--- Your goal ---
Lines with "title": copy each one from the listing below.

[Start of section]

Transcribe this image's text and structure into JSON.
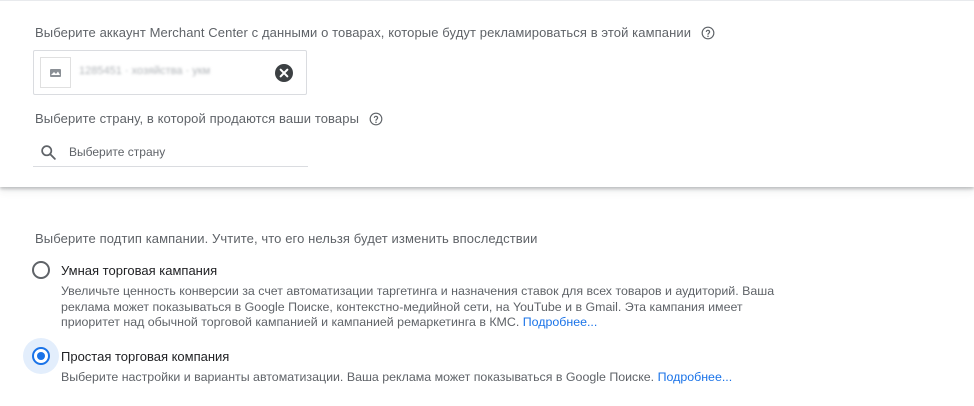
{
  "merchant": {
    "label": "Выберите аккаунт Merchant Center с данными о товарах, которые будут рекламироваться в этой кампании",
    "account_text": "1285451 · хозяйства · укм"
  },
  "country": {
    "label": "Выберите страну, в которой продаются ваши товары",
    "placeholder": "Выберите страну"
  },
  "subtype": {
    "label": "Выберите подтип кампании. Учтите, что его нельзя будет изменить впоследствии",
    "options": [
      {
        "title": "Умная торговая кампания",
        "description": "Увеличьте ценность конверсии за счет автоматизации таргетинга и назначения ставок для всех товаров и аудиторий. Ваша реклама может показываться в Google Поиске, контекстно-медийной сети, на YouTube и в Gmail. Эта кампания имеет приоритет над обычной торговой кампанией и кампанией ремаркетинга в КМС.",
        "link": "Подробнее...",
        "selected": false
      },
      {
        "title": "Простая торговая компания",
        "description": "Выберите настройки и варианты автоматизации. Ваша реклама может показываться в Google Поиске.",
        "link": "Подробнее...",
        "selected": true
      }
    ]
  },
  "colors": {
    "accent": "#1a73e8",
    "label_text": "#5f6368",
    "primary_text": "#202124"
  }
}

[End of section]
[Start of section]

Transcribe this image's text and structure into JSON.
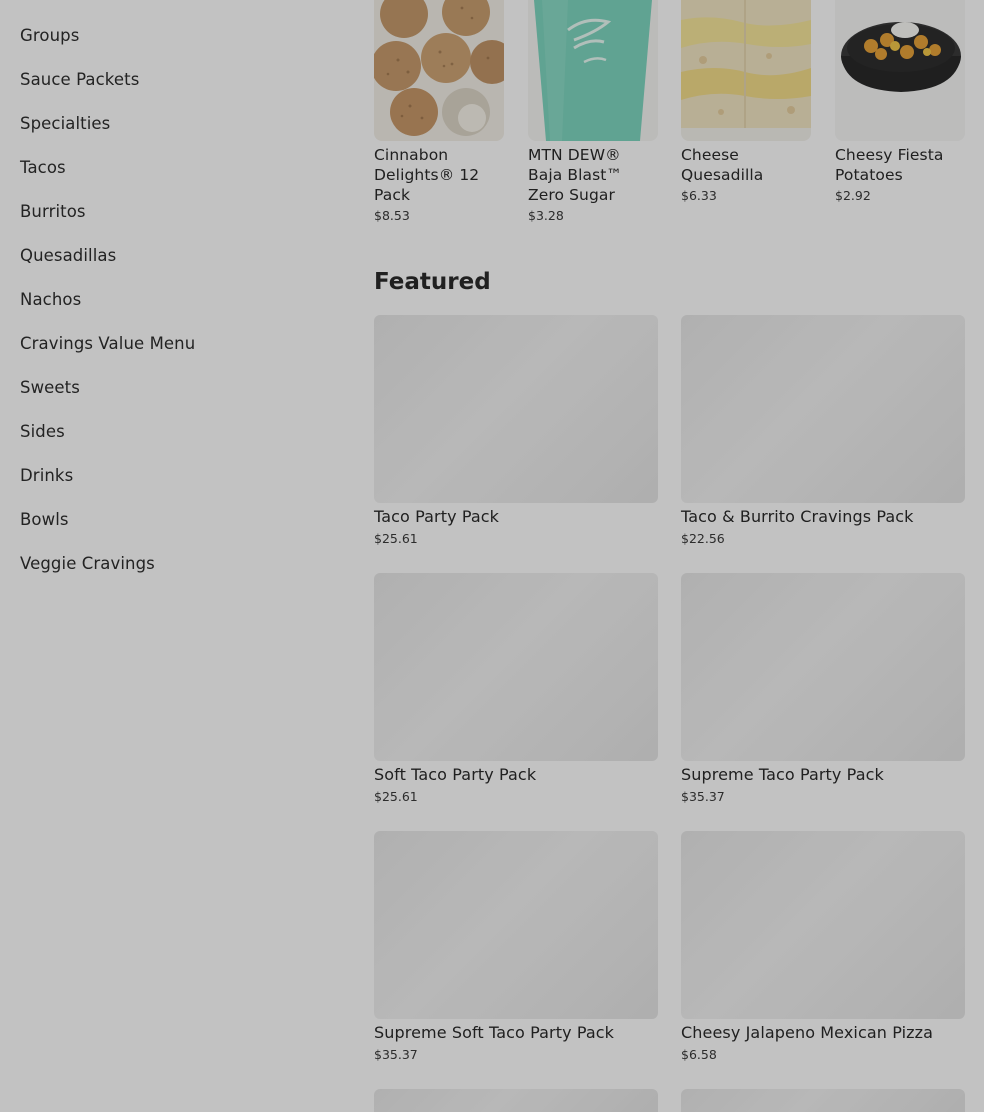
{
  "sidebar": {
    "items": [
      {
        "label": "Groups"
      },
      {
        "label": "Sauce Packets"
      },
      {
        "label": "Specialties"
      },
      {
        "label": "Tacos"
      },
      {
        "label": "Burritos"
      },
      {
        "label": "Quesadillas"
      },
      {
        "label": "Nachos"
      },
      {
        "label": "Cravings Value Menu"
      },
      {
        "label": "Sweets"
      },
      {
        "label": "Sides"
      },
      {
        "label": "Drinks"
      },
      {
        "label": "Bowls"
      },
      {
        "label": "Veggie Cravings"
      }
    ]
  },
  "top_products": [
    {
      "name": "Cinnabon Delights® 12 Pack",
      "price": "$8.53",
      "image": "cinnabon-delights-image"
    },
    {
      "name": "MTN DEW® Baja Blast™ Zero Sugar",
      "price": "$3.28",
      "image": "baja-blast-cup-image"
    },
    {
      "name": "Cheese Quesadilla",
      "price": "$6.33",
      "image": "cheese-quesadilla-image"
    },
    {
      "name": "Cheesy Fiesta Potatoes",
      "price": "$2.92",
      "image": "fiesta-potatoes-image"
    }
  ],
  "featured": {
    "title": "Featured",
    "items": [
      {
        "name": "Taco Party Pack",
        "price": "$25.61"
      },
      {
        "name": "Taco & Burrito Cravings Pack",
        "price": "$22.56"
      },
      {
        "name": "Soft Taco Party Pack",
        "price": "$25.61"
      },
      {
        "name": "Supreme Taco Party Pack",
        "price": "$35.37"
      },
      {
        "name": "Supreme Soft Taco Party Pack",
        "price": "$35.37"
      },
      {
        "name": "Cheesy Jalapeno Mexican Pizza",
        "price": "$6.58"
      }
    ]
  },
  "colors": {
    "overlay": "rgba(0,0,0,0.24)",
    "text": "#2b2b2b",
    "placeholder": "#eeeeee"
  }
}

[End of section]

--- Written answer ---
        "title": "Умная торговая кампания",
        "title": "Простая торговая компания",
    "title": "Featured",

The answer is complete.